-- Task details --
Below is a listing. Gather each line of it that contains "JSON".

───

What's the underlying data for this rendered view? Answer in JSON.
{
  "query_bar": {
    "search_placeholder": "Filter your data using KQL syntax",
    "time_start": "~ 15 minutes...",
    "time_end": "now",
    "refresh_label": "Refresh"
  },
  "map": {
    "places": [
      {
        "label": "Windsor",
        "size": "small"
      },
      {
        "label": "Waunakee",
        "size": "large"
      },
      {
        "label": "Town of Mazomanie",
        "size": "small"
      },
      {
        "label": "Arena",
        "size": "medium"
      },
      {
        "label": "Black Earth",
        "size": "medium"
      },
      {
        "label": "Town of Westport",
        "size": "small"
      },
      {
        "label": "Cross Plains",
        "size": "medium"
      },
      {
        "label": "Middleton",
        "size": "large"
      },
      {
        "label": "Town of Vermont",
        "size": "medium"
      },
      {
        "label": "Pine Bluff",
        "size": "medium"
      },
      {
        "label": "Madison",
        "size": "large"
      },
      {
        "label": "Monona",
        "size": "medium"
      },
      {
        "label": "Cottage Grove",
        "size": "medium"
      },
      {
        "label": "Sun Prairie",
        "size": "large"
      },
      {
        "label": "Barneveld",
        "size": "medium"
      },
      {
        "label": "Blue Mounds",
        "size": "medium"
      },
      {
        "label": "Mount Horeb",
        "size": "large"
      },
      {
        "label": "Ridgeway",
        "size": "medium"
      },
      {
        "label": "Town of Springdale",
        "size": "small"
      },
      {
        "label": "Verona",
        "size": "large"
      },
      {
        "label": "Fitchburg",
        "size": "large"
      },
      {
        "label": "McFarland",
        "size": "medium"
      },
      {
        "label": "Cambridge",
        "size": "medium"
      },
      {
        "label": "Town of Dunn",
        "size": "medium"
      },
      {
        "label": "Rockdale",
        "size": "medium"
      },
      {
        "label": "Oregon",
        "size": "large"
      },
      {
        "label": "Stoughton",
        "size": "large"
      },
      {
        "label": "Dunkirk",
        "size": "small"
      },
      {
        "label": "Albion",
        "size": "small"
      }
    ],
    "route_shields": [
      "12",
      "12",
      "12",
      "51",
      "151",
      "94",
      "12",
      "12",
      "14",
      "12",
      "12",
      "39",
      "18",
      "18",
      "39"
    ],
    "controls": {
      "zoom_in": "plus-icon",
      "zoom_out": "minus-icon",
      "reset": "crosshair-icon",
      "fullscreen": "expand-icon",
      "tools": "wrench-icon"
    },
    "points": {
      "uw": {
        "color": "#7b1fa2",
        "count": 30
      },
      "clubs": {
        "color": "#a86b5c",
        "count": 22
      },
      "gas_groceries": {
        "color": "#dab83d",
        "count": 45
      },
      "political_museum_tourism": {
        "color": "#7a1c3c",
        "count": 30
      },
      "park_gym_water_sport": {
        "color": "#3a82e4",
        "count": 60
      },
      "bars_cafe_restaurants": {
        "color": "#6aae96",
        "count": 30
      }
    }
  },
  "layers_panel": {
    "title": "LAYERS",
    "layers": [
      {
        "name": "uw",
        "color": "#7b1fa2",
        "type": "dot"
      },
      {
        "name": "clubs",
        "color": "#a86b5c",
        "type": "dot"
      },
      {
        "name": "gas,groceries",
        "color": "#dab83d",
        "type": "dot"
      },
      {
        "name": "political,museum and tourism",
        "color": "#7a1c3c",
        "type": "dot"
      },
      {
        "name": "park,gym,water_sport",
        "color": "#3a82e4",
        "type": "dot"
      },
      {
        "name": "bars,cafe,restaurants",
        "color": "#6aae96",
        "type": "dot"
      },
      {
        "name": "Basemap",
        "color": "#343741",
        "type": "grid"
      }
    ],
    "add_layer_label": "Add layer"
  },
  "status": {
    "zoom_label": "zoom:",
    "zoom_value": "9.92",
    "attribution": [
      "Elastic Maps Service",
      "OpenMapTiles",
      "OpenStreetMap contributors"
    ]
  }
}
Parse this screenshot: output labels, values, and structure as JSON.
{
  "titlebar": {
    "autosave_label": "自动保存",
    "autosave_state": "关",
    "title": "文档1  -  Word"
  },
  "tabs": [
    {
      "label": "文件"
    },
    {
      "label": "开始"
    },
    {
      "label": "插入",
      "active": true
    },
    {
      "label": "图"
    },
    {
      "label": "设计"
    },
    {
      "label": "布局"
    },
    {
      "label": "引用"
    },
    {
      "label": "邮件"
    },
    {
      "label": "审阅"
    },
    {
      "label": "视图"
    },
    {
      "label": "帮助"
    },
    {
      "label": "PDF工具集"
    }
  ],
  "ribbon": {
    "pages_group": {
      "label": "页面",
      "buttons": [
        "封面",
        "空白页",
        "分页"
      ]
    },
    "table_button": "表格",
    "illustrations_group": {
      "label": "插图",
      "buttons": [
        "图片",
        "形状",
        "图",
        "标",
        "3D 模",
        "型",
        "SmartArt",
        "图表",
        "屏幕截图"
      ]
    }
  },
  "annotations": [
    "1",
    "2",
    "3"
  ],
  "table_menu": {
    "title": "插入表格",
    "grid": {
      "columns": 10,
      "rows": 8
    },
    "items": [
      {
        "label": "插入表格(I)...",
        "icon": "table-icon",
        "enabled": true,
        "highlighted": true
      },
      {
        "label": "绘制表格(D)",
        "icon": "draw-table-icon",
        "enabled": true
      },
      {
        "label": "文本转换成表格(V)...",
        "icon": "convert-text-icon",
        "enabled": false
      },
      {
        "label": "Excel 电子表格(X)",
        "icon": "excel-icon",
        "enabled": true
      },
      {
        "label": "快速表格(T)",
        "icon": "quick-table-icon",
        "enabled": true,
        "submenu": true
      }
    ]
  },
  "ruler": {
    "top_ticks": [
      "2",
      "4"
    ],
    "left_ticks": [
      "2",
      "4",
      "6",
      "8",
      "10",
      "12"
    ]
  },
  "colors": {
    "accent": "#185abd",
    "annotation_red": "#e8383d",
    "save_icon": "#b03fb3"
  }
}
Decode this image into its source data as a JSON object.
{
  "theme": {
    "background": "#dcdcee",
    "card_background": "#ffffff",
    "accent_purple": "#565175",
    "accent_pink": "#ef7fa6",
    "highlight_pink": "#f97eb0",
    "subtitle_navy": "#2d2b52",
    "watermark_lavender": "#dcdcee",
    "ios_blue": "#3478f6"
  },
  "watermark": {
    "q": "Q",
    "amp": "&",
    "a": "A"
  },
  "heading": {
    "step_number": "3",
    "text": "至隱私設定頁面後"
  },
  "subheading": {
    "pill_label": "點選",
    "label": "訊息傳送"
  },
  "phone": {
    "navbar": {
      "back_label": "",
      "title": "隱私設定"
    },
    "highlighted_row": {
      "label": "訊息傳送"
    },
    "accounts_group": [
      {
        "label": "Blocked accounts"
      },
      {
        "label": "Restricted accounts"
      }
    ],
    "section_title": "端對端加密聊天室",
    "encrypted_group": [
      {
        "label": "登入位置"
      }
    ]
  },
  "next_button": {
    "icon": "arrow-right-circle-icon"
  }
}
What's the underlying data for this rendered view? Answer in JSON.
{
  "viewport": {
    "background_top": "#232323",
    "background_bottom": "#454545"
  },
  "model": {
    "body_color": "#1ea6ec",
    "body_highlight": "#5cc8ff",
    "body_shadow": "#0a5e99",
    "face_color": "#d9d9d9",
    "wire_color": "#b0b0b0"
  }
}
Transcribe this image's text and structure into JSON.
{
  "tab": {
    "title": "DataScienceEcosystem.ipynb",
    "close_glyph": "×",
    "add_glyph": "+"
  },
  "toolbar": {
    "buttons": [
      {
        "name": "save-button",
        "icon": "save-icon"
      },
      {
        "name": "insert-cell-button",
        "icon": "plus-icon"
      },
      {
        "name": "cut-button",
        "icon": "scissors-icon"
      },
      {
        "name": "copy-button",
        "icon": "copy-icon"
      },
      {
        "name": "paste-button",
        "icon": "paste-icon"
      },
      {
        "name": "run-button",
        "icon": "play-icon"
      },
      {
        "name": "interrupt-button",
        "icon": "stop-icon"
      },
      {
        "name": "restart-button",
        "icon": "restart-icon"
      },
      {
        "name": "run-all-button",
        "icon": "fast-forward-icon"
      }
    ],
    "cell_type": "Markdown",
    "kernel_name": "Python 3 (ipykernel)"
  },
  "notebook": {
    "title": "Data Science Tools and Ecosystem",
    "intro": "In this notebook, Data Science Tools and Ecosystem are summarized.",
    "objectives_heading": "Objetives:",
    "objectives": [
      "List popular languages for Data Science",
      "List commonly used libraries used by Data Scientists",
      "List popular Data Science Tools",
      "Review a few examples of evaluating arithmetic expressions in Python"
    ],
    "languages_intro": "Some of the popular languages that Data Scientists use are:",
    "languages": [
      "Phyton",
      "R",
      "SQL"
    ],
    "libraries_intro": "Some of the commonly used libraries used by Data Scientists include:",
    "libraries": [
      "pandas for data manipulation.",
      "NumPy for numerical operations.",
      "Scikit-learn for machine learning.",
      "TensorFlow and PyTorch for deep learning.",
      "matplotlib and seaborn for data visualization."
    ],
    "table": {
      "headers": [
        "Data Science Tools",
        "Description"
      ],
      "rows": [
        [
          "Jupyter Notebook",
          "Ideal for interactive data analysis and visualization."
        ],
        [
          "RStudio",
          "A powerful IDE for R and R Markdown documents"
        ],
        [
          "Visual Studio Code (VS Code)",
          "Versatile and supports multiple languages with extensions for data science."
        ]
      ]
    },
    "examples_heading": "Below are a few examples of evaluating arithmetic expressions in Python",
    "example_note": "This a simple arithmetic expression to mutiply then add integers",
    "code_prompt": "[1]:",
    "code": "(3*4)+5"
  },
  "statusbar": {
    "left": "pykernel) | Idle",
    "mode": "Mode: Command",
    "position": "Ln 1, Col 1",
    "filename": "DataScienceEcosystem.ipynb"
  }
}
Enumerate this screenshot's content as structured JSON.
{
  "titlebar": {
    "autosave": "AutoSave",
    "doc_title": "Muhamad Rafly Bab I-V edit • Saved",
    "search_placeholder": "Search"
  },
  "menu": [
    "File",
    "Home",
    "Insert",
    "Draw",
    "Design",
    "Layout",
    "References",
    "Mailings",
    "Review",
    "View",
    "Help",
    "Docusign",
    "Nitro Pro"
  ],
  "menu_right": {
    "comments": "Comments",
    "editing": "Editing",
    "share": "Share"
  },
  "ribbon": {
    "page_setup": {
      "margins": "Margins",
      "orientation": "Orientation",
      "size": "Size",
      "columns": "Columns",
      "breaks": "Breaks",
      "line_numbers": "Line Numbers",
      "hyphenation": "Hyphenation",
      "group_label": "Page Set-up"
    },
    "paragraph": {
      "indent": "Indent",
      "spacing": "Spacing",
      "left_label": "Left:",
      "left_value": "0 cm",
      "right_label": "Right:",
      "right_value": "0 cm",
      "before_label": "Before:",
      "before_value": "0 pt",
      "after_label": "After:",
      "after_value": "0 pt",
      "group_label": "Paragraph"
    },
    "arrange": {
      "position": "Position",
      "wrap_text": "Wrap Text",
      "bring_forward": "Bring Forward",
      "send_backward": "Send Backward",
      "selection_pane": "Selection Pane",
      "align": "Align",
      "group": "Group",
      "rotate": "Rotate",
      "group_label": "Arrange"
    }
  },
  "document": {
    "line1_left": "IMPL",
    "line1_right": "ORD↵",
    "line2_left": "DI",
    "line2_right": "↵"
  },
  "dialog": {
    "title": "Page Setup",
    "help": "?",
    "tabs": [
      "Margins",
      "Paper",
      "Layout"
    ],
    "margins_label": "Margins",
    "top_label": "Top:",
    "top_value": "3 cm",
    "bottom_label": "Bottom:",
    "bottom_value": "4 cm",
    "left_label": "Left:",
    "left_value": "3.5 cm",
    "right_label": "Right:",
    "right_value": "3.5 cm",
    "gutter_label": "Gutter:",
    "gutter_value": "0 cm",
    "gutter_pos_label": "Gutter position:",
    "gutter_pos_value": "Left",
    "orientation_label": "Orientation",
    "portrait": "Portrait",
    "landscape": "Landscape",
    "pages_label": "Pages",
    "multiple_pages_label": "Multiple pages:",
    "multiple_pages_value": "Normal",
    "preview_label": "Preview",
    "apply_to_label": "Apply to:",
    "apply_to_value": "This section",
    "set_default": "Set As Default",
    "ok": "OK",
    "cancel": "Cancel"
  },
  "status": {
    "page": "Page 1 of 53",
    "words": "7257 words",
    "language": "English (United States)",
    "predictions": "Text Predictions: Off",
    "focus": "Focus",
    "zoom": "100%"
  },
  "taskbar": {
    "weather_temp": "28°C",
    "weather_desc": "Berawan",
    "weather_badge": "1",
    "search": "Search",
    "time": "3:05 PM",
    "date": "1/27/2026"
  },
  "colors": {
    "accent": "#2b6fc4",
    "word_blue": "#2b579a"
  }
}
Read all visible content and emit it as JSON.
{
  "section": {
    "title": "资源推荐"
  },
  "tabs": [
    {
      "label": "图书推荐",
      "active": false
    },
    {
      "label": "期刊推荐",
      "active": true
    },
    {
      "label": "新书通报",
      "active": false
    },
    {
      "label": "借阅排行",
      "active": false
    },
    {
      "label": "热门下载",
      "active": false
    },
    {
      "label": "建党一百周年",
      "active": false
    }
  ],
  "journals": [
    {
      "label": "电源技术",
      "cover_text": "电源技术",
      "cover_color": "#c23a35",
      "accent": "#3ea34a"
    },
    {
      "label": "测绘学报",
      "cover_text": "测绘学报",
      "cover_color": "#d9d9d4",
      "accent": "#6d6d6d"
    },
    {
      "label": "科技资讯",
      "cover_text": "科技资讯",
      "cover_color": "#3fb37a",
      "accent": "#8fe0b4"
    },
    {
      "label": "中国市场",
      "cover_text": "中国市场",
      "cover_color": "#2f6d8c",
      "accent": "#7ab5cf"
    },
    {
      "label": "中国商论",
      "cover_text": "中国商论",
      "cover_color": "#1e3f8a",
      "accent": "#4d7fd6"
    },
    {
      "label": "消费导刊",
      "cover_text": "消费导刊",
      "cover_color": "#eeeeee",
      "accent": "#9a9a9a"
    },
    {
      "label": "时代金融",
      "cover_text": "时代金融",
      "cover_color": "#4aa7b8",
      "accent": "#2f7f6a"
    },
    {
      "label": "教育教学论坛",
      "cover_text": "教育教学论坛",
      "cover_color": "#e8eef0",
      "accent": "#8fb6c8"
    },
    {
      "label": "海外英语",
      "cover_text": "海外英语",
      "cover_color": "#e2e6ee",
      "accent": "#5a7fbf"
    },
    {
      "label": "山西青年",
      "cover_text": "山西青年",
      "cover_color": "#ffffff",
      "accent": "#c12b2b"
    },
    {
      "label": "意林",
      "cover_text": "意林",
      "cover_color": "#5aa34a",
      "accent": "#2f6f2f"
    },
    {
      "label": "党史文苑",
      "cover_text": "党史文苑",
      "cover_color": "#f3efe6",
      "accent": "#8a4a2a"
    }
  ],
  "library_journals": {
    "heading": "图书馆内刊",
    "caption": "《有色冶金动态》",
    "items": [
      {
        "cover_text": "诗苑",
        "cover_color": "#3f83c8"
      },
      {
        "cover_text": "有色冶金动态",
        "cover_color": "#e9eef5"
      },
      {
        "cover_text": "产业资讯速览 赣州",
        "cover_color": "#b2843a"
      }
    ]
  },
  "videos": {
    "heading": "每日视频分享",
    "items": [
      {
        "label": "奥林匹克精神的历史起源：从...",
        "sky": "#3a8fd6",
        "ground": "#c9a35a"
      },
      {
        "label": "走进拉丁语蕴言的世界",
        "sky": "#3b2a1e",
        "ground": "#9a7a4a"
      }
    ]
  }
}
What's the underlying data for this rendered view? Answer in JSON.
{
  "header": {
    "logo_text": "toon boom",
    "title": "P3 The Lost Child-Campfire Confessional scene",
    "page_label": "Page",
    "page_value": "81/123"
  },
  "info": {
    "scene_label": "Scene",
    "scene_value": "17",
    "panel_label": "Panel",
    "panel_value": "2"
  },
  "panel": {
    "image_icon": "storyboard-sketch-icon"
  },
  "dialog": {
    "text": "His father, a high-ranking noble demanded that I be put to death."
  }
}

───

-- Written solution --
What's the underlying data for this rendered view? Answer in JSON.
Parse this screenshot: output labels, values, and structure as JSON.
Decode this image into its source data as a JSON object.
What's the underlying data for this rendered view? Answer in JSON.
Transcribe this image's text and structure into JSON.
Enumerate this screenshot's content as structured JSON.
Read all visible content and emit it as JSON.
What's the underlying data for this rendered view? Answer in JSON.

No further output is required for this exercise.